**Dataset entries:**
━━━━━━━━━━━━━━━━━━━━

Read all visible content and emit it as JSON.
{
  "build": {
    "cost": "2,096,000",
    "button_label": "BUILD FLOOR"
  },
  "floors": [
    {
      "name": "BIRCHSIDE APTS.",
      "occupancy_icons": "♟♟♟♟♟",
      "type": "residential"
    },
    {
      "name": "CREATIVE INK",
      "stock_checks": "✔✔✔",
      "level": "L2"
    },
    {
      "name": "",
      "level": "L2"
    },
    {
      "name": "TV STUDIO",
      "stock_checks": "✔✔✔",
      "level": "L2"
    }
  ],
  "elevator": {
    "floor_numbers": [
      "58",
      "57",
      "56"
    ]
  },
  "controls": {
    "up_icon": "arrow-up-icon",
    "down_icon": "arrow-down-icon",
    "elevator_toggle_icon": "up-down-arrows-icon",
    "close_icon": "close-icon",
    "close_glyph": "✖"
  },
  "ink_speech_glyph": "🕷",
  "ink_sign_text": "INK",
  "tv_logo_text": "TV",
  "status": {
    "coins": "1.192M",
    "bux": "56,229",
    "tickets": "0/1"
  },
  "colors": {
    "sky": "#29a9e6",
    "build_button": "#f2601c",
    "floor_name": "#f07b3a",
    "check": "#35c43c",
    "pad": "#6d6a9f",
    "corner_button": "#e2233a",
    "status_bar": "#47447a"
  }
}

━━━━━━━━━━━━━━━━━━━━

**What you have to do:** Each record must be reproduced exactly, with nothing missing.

**Answer section:**
Read all visible content and emit it as JSON.
{
  "build": {
    "cost": "2,096,000",
    "button_label": "BUILD FLOOR"
  },
  "floors": [
    {
      "name": "BIRCHSIDE APTS.",
      "occupancy_icons": "♟♟♟♟♟",
      "type": "residential"
    },
    {
      "name": "CREATIVE INK",
      "stock_checks": "✔✔✔",
      "level": "L2"
    },
    {
      "name": "",
      "level": "L2"
    },
    {
      "name": "TV STUDIO",
      "stock_checks": "✔✔✔",
      "level": "L2"
    }
  ],
  "elevator": {
    "floor_numbers": [
      "58",
      "57",
      "56"
    ]
  },
  "controls": {
    "up_icon": "arrow-up-icon",
    "down_icon": "arrow-down-icon",
    "elevator_toggle_icon": "up-down-arrows-icon",
    "close_icon": "close-icon",
    "close_glyph": "✖"
  },
  "ink_speech_glyph": "🕷",
  "ink_sign_text": "INK",
  "tv_logo_text": "TV",
  "status": {
    "coins": "1.192M",
    "bux": "56,229",
    "tickets": "0/1"
  },
  "colors": {
    "sky": "#29a9e6",
    "build_button": "#f2601c",
    "floor_name": "#f07b3a",
    "check": "#35c43c",
    "pad": "#6d6a9f",
    "corner_button": "#e2233a",
    "status_bar": "#47447a"
  }
}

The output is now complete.